I have noticed the un-natural ways “products” have been treated over the past several years in reference to video arts. However, the placements seem entirely driven by the intricacy of modern Copyright/Patent/Trademark laws, rather than the market.
I was always under the impression that, prior to the big early-90s Branding Rapture — that is, before the corporations realized there was big money to be had by getting Columbo to drink Coke — that rather than the corp. paying media producers for showing their product, the producers had to pay the corps for using their trademark. Old TV is loaded with unbranded objects — I bet there’s a TV prop museum somewhere with cases of cans like the one you saw in Columbo. Remember all those old detergent commercials, where the “leading brand” was represented by a vaguely-Tide-looking abstract art piece?

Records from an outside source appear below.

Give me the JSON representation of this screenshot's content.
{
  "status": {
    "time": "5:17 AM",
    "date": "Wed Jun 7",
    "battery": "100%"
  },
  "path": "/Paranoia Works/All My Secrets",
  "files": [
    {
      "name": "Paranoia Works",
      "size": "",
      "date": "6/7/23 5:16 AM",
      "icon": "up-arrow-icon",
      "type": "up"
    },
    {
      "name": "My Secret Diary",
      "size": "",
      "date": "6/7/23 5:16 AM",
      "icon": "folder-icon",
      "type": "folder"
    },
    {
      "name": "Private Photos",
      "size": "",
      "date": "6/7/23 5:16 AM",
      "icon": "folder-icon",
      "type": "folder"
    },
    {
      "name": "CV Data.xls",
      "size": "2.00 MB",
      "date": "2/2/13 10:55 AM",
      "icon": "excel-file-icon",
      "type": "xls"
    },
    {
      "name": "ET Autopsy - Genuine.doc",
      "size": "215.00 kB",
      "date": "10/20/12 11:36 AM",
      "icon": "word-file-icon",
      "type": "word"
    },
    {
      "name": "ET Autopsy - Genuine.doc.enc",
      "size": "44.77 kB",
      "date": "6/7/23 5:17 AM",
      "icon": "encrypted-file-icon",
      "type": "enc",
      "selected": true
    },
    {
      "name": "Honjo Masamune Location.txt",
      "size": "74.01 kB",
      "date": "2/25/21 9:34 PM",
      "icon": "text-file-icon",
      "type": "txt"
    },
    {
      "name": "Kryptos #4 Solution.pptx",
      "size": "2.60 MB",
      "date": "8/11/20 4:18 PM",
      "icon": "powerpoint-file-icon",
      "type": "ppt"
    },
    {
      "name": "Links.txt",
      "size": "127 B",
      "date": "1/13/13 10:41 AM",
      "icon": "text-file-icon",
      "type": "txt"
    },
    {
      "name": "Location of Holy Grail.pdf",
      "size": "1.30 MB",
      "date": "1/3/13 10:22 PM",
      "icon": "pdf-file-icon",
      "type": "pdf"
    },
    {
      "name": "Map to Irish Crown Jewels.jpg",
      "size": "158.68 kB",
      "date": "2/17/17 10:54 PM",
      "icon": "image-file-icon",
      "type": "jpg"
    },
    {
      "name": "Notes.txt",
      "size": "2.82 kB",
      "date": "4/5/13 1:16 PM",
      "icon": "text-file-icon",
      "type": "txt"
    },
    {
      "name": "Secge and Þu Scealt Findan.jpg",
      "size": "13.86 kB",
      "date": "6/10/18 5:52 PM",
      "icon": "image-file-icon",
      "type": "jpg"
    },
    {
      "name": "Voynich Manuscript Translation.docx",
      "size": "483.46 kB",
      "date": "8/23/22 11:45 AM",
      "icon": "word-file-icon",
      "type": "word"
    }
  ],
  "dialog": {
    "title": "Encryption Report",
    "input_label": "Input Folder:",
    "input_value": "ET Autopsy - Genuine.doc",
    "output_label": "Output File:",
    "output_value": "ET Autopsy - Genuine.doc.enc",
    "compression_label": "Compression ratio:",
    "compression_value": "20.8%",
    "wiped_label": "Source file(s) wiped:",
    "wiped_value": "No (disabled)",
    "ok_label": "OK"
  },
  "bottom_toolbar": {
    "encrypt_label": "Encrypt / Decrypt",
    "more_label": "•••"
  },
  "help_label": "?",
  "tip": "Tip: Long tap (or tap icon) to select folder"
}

The reason it looked out of place was not because the producers ignored the brand saturation that it’s audience lived in, I think, but because they could not predict the brand saturation that *we*, today, live in. Not that there weren’t brands in the Age of Columbo, of course, but they hadn’t yet become the kinds of pseudo-tangible identities they are today. People simply weren’t asking “ah, but what kind of cola is Columbo drinking, there?”